That analogy is weird. I also doubt that you don't know that many people turn vegetarian/ vegan because they think killing and exploiting animals and keeping them in miserable conditions is bad.
Originally Posted by daddykata
I'm not for unnecessary animal suffering but I think the moral outcry about living conditions for livestock is a luxury available only to a spoiled society.
We want good food that's cheap. Making that happen logistically isn't always going to be pretty.
I think using animals for food is an ethical thing to do, but we've got to do it right. We've got to give those animals a decent life and we've got to give them a painless death. We owe the animal respect."
She has designed quite a few slaughterhouses in between being a spokesperson for the autistic community
I don't disagree with that sentiment. But change costs money. It's easy to say we should do this and that. It's a little more difficult to make a decision to spend stacks of cash on facility upgrades, etc. when it means you're going to price yourself out of the market.
Originally Posted by soldiermedic25
How many of the people who want more humane conditions for animals care strongly enough to spend 50% more for a pound of ground beef?
In all fairness, that's really only true for vegetarians who don't know what they're doing (nutrition wise)...you do not need meat for protein, which is naturally found in all sorts of vegetables and nuts, in far more healthy "packaging" as it were.
Originally Posted by mrh80
In fact, although George Washington Carver invented peanut butter, it was made famous and public in the US by Dr. Ambrose Straub, who used Carver's peanut mash to create a protein supplement for the elderly. As people (yes, even you and I) get older they often begin to have trouble digesting meats or even chewing it, and so it's common to find them being given peanut butter by caregivers.
I'm neither a true vegetarian nor a vegan, but when I decided to cut down on my meat use I started eating a lot more peanut butter to help with the protein supply. Also certain nuts, sunflower seeds etc.
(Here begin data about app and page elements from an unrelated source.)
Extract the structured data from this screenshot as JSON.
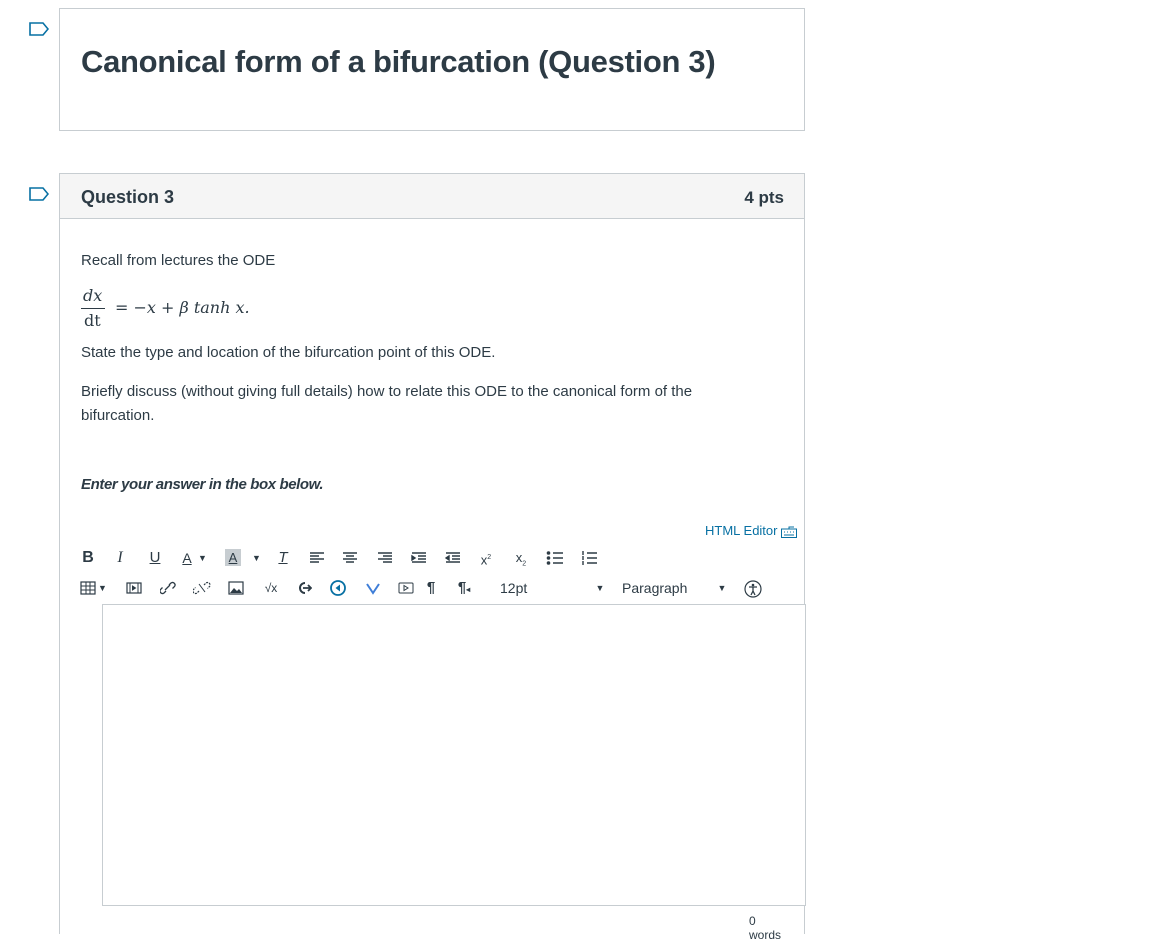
{
  "page_title": "Canonical form of a bifurcation (Question 3)",
  "question": {
    "name": "Question 3",
    "points": "4 pts",
    "intro": "Recall from lectures the ODE",
    "equation": {
      "numerator": "dx",
      "denominator": "dt",
      "rhs": "= −x + β tanh x."
    },
    "prompt_1": "State the type and location of the bifurcation point of this ODE.",
    "prompt_2": "Briefly discuss (without giving full details) how to relate this ODE to the canonical form of the bifurcation.",
    "instruction": "Enter your answer in the box below."
  },
  "editor": {
    "html_editor_link": "HTML Editor",
    "font_size": "12pt",
    "block_format": "Paragraph",
    "word_count": "0 words",
    "toolbar_icons": [
      "bold",
      "italic",
      "underline",
      "text-color",
      "background-color",
      "clear-formatting",
      "align-left",
      "align-center",
      "align-right",
      "indent",
      "outdent",
      "superscript",
      "subscript",
      "bullet-list",
      "numbered-list",
      "table",
      "media",
      "link",
      "unlink",
      "image",
      "equation",
      "lti-tool",
      "record-media",
      "vimeo",
      "embed",
      "ltr",
      "rtl",
      "accessibility-checker"
    ]
  },
  "colors": {
    "border": "#c7cdd1",
    "header_bg": "#f5f5f5",
    "link": "#0770a3",
    "text": "#2d3b45"
  }
}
Originally Posted by W. Rabbit
No, I do recognize that - which is why I don't understand the morality argument. Maybe I'm just being over-trollish trying to associate the flavor of the sin with the actual sin, but I'm sorta serious.
Originally Posted by Azatdawn
Perhaps a better (yet, still flawed) analogy would be substitution of methadone (meat-flavored veggie treats) for heroin (steak, or nice thick juicy Italian sausage). Are you really eliminating the sin, or simply replacing it with sin-lite? I also know people addicted to nicorette and those stupid e-cigarettes (perhaps the best analogy?).
Except that peanuts are not a complete source of protein. (Peanut better is, however, a very calorically dense food). Your body cannot manufacture certain amino acids that it needs (called "essential amino acids"). Meats and animal products almost invariably contain these amino acidts. But there are, in fact, very few single vegetarian/vegan foods that contain them all. They have to eat various combinations of food to assure they don't become malnourished. They also have issues with B12, Vitamin D, etc.
Originally Posted by W. Rabbit
my mum (a research scientist working on her doctorate in molecular biology) was telling me the other day about a study she had been helping out with about how children who were primarily vegetarian can end up being malnourished, because their colon is not long enough to get enough nutrients out of a mostly vege diet. i thought that was kinda interesting.
is a research scientist working on her doctorate in molecular biology!
When life gives you lemons... BLOOD FOR THE BLOOD GOD!!
"what's the best thing about aikido then?"
"To be defeated by your enemies, to be driven by them from the field of battle, and to hear the lamentations of your women." ermghoti